(Data supplied begins)

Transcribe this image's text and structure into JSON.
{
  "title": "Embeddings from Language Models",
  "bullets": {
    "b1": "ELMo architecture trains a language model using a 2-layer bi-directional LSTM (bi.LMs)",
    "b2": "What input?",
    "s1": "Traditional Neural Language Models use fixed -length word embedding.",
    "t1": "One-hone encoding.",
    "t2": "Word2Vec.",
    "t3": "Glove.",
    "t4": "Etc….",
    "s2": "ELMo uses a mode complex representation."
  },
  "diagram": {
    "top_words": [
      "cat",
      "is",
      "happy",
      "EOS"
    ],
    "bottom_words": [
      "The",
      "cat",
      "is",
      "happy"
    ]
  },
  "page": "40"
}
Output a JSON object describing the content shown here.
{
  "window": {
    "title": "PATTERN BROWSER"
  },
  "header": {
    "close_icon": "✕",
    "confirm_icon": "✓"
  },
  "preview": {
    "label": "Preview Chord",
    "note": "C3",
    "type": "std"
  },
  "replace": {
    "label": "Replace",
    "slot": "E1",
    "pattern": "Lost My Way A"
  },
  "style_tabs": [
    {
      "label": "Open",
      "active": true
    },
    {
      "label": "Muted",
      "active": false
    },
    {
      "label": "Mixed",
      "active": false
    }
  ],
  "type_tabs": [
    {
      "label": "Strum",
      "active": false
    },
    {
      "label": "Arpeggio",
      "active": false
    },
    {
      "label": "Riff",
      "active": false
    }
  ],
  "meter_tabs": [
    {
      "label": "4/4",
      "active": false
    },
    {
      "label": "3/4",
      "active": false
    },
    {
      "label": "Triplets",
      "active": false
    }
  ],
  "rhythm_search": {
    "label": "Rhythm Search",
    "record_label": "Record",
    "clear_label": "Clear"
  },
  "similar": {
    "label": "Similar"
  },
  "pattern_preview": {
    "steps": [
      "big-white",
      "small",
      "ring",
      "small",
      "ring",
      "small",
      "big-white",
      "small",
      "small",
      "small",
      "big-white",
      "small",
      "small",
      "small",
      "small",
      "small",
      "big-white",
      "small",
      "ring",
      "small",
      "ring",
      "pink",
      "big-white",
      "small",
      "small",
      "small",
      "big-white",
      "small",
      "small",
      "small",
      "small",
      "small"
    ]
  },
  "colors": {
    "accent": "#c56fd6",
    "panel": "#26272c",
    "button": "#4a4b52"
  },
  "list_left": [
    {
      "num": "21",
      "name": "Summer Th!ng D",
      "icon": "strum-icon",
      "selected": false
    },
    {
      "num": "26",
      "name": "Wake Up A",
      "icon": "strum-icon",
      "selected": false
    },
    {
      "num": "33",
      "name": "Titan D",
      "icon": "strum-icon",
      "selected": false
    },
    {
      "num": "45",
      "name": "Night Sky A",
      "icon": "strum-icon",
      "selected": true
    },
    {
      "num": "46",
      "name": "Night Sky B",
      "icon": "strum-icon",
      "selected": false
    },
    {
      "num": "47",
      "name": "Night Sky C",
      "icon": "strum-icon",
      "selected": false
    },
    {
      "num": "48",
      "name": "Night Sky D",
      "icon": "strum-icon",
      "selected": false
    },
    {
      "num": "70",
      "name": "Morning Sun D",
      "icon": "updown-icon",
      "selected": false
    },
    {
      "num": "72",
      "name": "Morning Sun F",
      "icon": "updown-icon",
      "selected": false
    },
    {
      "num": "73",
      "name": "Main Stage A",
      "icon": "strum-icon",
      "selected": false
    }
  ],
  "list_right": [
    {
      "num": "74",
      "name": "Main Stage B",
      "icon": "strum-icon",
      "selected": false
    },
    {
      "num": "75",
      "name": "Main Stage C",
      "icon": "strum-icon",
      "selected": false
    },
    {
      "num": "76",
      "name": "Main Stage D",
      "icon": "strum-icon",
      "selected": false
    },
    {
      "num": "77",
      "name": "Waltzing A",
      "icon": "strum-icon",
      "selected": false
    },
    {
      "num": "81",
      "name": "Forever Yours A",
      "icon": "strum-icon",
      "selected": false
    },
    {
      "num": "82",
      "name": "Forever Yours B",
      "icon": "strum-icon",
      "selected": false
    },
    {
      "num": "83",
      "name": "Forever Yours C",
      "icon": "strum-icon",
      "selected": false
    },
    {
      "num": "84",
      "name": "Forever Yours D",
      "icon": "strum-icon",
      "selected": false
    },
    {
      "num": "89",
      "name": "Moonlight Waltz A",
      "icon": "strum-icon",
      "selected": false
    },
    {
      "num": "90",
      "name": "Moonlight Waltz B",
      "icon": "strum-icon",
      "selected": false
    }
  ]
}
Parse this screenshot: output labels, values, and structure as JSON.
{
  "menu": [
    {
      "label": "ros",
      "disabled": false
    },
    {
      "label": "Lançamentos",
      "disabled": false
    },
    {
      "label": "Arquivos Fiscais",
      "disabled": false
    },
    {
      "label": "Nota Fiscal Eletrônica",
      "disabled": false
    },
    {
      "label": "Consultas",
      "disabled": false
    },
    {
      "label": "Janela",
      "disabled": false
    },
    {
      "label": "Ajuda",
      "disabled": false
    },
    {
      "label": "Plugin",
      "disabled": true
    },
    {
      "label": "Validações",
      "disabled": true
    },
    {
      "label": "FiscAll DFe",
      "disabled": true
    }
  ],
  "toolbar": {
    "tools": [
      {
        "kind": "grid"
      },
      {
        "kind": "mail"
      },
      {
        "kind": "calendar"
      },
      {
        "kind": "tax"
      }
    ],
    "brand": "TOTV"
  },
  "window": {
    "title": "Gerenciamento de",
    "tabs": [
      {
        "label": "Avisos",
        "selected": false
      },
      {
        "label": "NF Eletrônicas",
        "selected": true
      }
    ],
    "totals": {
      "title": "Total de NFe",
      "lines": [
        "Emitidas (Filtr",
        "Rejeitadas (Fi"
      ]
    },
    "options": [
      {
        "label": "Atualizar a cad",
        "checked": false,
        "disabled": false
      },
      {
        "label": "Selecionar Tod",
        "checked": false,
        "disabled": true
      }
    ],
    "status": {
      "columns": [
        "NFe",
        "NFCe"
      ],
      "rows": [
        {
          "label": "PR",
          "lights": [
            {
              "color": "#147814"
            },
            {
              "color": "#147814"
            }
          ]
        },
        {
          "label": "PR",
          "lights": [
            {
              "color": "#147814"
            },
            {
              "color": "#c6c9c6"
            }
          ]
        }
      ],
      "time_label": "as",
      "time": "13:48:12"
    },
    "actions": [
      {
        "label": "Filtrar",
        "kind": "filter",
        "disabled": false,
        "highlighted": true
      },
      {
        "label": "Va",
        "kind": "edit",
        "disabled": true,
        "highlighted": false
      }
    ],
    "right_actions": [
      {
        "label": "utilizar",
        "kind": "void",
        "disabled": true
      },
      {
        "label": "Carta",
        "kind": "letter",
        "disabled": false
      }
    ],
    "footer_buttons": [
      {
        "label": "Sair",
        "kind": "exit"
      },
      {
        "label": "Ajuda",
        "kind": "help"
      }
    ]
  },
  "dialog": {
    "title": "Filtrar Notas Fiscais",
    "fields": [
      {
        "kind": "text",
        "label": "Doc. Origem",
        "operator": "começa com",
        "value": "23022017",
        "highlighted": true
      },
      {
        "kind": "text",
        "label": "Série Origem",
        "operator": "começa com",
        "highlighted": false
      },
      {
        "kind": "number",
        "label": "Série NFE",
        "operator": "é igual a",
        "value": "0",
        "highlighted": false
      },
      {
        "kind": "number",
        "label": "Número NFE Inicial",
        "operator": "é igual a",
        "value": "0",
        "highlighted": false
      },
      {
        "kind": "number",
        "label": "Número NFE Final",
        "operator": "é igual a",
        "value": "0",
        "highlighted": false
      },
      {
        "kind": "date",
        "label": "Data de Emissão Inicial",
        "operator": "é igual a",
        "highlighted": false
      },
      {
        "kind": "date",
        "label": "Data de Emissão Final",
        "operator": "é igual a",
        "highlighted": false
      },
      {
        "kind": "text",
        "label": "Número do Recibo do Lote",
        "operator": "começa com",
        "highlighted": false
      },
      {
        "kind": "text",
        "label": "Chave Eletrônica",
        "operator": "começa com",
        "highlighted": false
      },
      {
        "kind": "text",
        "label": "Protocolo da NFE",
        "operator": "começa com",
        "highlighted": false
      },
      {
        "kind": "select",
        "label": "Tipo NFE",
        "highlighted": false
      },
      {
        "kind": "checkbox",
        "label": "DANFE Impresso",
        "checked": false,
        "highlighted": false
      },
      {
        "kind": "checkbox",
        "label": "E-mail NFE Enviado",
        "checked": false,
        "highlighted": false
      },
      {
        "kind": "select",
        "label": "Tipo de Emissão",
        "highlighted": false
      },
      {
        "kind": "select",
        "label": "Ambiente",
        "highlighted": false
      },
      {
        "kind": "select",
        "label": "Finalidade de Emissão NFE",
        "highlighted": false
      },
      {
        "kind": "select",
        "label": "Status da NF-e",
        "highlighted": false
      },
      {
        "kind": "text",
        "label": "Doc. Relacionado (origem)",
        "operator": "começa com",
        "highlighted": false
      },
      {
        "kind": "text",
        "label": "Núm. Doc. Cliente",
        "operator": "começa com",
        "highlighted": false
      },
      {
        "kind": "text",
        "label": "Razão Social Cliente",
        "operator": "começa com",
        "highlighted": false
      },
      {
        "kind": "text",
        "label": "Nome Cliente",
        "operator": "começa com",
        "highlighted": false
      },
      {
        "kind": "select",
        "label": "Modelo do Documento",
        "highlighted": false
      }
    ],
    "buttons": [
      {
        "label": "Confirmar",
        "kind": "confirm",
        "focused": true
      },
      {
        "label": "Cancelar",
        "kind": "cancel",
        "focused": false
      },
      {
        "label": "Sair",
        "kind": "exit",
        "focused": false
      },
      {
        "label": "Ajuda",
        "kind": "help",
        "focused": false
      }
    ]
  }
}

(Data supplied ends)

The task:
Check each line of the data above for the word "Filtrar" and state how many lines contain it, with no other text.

Exercise answer:
2